***** Data *****

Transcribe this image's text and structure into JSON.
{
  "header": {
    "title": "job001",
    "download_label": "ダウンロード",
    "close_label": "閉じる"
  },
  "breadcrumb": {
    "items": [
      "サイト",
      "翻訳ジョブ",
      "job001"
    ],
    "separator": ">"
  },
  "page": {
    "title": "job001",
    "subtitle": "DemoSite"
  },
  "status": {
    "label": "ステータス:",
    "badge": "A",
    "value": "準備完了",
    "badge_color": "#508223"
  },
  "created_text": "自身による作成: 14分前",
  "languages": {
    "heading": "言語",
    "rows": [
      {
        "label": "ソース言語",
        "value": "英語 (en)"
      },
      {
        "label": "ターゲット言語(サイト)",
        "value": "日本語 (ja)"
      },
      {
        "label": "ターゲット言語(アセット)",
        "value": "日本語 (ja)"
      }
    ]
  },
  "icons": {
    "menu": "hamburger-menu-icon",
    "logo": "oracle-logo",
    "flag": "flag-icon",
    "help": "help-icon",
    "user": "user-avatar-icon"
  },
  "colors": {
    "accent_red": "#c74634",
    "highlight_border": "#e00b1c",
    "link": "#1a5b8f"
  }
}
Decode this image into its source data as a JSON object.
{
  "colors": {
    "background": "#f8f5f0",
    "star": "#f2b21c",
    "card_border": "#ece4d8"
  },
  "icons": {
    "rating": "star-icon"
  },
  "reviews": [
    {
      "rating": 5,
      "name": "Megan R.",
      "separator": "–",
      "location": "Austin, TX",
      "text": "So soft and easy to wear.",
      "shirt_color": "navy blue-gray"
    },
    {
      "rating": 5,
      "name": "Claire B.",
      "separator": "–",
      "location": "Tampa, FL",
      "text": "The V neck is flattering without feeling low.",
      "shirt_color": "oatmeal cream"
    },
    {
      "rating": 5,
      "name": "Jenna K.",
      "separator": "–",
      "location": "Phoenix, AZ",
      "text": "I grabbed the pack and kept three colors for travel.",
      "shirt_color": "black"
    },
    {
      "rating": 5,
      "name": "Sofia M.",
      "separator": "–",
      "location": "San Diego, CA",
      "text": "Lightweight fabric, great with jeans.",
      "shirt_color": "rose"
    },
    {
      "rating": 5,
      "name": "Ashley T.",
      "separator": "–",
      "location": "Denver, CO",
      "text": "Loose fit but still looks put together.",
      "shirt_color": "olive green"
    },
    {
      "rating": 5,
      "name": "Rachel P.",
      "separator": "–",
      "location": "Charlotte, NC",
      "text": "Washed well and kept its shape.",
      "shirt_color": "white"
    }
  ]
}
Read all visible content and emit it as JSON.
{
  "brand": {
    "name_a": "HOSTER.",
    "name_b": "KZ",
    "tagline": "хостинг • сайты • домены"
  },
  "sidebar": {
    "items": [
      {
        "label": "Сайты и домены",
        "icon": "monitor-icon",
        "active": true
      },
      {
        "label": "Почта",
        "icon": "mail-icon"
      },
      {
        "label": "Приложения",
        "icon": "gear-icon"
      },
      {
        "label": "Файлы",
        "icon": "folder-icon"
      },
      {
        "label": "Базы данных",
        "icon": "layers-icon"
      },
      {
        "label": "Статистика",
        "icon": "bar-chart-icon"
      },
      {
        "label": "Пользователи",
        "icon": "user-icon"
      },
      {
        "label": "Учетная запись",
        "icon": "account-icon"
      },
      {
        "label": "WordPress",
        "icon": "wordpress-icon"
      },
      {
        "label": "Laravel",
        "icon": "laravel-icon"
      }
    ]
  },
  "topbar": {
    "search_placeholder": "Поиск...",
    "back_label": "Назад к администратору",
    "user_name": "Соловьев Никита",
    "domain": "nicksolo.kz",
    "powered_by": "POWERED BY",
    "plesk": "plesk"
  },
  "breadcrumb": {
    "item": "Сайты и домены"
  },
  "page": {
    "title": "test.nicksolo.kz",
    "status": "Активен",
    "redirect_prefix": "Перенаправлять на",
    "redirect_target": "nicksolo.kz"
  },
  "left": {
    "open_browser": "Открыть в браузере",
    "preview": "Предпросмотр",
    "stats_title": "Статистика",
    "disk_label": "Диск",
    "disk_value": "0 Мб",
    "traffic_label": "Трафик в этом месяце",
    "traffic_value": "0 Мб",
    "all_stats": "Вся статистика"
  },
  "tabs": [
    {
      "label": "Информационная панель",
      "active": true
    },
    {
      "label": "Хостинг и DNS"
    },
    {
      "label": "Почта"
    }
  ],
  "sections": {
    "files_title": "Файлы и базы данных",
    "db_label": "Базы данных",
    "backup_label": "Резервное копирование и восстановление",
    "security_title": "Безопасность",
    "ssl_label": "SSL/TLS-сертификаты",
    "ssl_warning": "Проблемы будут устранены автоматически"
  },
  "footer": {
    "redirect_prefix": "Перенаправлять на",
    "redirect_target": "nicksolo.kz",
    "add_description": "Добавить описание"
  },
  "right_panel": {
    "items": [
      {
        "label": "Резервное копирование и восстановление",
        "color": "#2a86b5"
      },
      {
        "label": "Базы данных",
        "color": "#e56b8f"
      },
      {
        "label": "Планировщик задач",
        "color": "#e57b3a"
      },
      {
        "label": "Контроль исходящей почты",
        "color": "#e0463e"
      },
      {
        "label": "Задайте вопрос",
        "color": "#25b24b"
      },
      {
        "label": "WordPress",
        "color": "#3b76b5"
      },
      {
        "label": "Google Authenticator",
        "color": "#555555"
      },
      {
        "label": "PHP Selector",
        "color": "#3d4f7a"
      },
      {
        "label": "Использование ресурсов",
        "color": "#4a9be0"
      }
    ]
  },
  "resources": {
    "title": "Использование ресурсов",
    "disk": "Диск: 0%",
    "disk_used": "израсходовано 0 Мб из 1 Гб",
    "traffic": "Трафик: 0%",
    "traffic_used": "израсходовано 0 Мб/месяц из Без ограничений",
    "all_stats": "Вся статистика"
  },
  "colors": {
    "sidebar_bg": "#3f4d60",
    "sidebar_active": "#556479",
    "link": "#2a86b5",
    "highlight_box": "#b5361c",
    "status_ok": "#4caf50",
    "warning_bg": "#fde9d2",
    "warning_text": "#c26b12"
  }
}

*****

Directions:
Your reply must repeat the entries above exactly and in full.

Written response:
Transcribe this image's text and structure into JSON.
{
  "header": {
    "title": "job001",
    "download_label": "ダウンロード",
    "close_label": "閉じる"
  },
  "breadcrumb": {
    "items": [
      "サイト",
      "翻訳ジョブ",
      "job001"
    ],
    "separator": ">"
  },
  "page": {
    "title": "job001",
    "subtitle": "DemoSite"
  },
  "status": {
    "label": "ステータス:",
    "badge": "A",
    "value": "準備完了",
    "badge_color": "#508223"
  },
  "created_text": "自身による作成: 14分前",
  "languages": {
    "heading": "言語",
    "rows": [
      {
        "label": "ソース言語",
        "value": "英語 (en)"
      },
      {
        "label": "ターゲット言語(サイト)",
        "value": "日本語 (ja)"
      },
      {
        "label": "ターゲット言語(アセット)",
        "value": "日本語 (ja)"
      }
    ]
  },
  "icons": {
    "menu": "hamburger-menu-icon",
    "logo": "oracle-logo",
    "flag": "flag-icon",
    "help": "help-icon",
    "user": "user-avatar-icon"
  },
  "colors": {
    "accent_red": "#c74634",
    "highlight_border": "#e00b1c",
    "link": "#1a5b8f"
  }
}
Decode this image into its source data as a JSON object.
{
  "colors": {
    "background": "#f8f5f0",
    "star": "#f2b21c",
    "card_border": "#ece4d8"
  },
  "icons": {
    "rating": "star-icon"
  },
  "reviews": [
    {
      "rating": 5,
      "name": "Megan R.",
      "separator": "–",
      "location": "Austin, TX",
      "text": "So soft and easy to wear.",
      "shirt_color": "navy blue-gray"
    },
    {
      "rating": 5,
      "name": "Claire B.",
      "separator": "–",
      "location": "Tampa, FL",
      "text": "The V neck is flattering without feeling low.",
      "shirt_color": "oatmeal cream"
    },
    {
      "rating": 5,
      "name": "Jenna K.",
      "separator": "–",
      "location": "Phoenix, AZ",
      "text": "I grabbed the pack and kept three colors for travel.",
      "shirt_color": "black"
    },
    {
      "rating": 5,
      "name": "Sofia M.",
      "separator": "–",
      "location": "San Diego, CA",
      "text": "Lightweight fabric, great with jeans.",
      "shirt_color": "rose"
    },
    {
      "rating": 5,
      "name": "Ashley T.",
      "separator": "–",
      "location": "Denver, CO",
      "text": "Loose fit but still looks put together.",
      "shirt_color": "olive green"
    },
    {
      "rating": 5,
      "name": "Rachel P.",
      "separator": "–",
      "location": "Charlotte, NC",
      "text": "Washed well and kept its shape.",
      "shirt_color": "white"
    }
  ]
}
Read all visible content and emit it as JSON.
{
  "brand": {
    "name_a": "HOSTER.",
    "name_b": "KZ",
    "tagline": "хостинг • сайты • домены"
  },
  "sidebar": {
    "items": [
      {
        "label": "Сайты и домены",
        "icon": "monitor-icon",
        "active": true
      },
      {
        "label": "Почта",
        "icon": "mail-icon"
      },
      {
        "label": "Приложения",
        "icon": "gear-icon"
      },
      {
        "label": "Файлы",
        "icon": "folder-icon"
      },
      {
        "label": "Базы данных",
        "icon": "layers-icon"
      },
      {
        "label": "Статистика",
        "icon": "bar-chart-icon"
      },
      {
        "label": "Пользователи",
        "icon": "user-icon"
      },
      {
        "label": "Учетная запись",
        "icon": "account-icon"
      },
      {
        "label": "WordPress",
        "icon": "wordpress-icon"
      },
      {
        "label": "Laravel",
        "icon": "laravel-icon"
      }
    ]
  },
  "topbar": {
    "search_placeholder": "Поиск...",
    "back_label": "Назад к администратору",
    "user_name": "Соловьев Никита",
    "domain": "nicksolo.kz",
    "powered_by": "POWERED BY",
    "plesk": "plesk"
  },
  "breadcrumb": {
    "item": "Сайты и домены"
  },
  "page": {
    "title": "test.nicksolo.kz",
    "status": "Активен",
    "redirect_prefix": "Перенаправлять на",
    "redirect_target": "nicksolo.kz"
  },
  "left": {
    "open_browser": "Открыть в браузере",
    "preview": "Предпросмотр",
    "stats_title": "Статистика",
    "disk_label": "Диск",
    "disk_value": "0 Мб",
    "traffic_label": "Трафик в этом месяце",
    "traffic_value": "0 Мб",
    "all_stats": "Вся статистика"
  },
  "tabs": [
    {
      "label": "Информационная панель",
      "active": true
    },
    {
      "label": "Хостинг и DNS"
    },
    {
      "label": "Почта"
    }
  ],
  "sections": {
    "files_title": "Файлы и базы данных",
    "db_label": "Базы данных",
    "backup_label": "Резервное копирование и восстановление",
    "security_title": "Безопасность",
    "ssl_label": "SSL/TLS-сертификаты",
    "ssl_warning": "Проблемы будут устранены автоматически"
  },
  "footer": {
    "redirect_prefix": "Перенаправлять на",
    "redirect_target": "nicksolo.kz",
    "add_description": "Добавить описание"
  },
  "right_panel": {
    "items": [
      {
        "label": "Резервное копирование и восстановление",
        "color": "#2a86b5"
      },
      {
        "label": "Базы данных",
        "color": "#e56b8f"
      },
      {
        "label": "Планировщик задач",
        "color": "#e57b3a"
      },
      {
        "label": "Контроль исходящей почты",
        "color": "#e0463e"
      },
      {
        "label": "Задайте вопрос",
        "color": "#25b24b"
      },
      {
        "label": "WordPress",
        "color": "#3b76b5"
      },
      {
        "label": "Google Authenticator",
        "color": "#555555"
      },
      {
        "label": "PHP Selector",
        "color": "#3d4f7a"
      },
      {
        "label": "Использование ресурсов",
        "color": "#4a9be0"
      }
    ]
  },
  "resources": {
    "title": "Использование ресурсов",
    "disk": "Диск: 0%",
    "disk_used": "израсходовано 0 Мб из 1 Гб",
    "traffic": "Трафик: 0%",
    "traffic_used": "израсходовано 0 Мб/месяц из Без ограничений",
    "all_stats": "Вся статистика"
  },
  "colors": {
    "sidebar_bg": "#3f4d60",
    "sidebar_active": "#556479",
    "link": "#2a86b5",
    "highlight_box": "#b5361c",
    "status_ok": "#4caf50",
    "warning_bg": "#fde9d2",
    "warning_text": "#c26b12"
  }
}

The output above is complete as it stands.